Christian education needs to be life giving not consumer oriented. Building bigger and better programs for our children and youth only enables parents to abdicate the spiritual development of their children to others. As it is, many adults drop off the kids to hang out at Starbucks or sit in the car and read the NY Times. Why give them the opportunity to drop them off at a location separate from the worshipping community with teachers who may see this as an occupation for pay instead of a vocational calling?
In an ideal world, we wouldn’t be concerned about how many children or teachers we have enrolled in our Sunday school program. Together we will come to be fed and nurtured in worship and education so that we can go out in the world as Jesus’ disciples with the joy we have experienced in community.
I welcome the conversation. Join in!
For a related article, read “Not Your Grandmother’s Sunday School.”
2 thoughts on “Should There Be Collective Sunday Schools?”
I agree with many of your comments, for example, the value of spiritual development imparted by parents, multi-generational learning, (true) inclusion of children in worship. But most churches are not seeing to any of this, or they give lip service, but do not have the resources to bring about what we all agree would be ideal. I personally would like nothing better than to replicate the church experience I had as a child, but in today’s world, it’s practically an impossibility.
In the comments I’ve read on blogs about my article, no one has mentioned the major point I wanted to make (and perhaps I didn’t make it strongly enough). I refer to the fact that in most churches, the children’s program is structured to accommodate adult convenience instead of children’s needs. As a result, children are not getting what we all agree would be of benefit.
Friends of mine, having sought long and hard for a good Sunday school program for their 5-year-old, shared with me their thought that most of New York City’s programs are “anemic” (their word, not mine). Many teachers are well intentioned, but few are trained to provide an environment that is spiritually enriching. Many do not have good classroom management skills (crucial in today’s world, where parents have trouble setting bounds).

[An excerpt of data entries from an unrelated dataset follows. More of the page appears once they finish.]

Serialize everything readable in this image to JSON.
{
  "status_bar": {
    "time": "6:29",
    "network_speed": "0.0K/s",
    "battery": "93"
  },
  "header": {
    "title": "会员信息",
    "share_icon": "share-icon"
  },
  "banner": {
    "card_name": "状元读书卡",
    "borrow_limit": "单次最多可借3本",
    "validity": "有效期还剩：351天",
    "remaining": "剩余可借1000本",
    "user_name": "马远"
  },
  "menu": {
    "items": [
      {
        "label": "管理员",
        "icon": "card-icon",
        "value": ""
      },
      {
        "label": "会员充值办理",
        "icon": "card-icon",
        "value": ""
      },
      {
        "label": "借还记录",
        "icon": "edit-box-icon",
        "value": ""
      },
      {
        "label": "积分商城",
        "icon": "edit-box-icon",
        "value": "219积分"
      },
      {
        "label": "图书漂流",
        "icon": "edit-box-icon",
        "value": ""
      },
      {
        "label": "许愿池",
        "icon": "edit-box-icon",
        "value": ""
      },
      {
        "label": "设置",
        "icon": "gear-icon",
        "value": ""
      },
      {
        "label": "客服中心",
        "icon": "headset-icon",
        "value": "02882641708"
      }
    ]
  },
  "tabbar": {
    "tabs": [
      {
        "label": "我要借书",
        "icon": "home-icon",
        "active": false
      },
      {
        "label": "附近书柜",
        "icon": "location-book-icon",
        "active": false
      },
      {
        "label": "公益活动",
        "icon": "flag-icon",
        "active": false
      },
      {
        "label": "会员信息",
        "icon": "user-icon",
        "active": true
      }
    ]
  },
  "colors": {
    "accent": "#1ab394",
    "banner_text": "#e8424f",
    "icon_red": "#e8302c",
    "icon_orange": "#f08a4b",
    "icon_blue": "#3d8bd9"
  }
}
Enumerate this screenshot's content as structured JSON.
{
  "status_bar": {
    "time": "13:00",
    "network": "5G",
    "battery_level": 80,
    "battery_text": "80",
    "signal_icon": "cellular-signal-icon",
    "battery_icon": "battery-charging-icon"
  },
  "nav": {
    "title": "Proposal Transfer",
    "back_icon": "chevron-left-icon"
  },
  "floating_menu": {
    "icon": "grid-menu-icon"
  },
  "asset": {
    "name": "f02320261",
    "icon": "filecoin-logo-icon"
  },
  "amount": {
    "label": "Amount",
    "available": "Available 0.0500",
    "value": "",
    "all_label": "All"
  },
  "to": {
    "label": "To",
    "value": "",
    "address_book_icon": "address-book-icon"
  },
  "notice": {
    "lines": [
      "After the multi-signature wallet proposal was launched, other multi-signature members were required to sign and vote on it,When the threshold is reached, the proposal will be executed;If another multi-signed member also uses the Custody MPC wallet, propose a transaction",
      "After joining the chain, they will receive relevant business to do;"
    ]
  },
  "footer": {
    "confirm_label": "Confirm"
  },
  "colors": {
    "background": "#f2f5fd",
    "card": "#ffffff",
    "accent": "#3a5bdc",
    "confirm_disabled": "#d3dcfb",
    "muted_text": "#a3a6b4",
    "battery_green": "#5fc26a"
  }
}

In response to comments about the undesirability of paying teachers, there is no reason to believe that teachers would take on the job merely for the money. Financial compensation in the church world is rarely of a level to attract those interested in money. By skillful interviewing, the Sunday school director could easily make a determination as to the sincerity and qualfications of a candidate. And potential teachers SHOULD be interviewed. Desire to handle a task does not constitute qualification to do so.
I could say more, but will stop for now. Thank you for bringing to my ideas to the attention of so many.
Mary Jane Wilkie
Church of the Holy Apostles (New York City)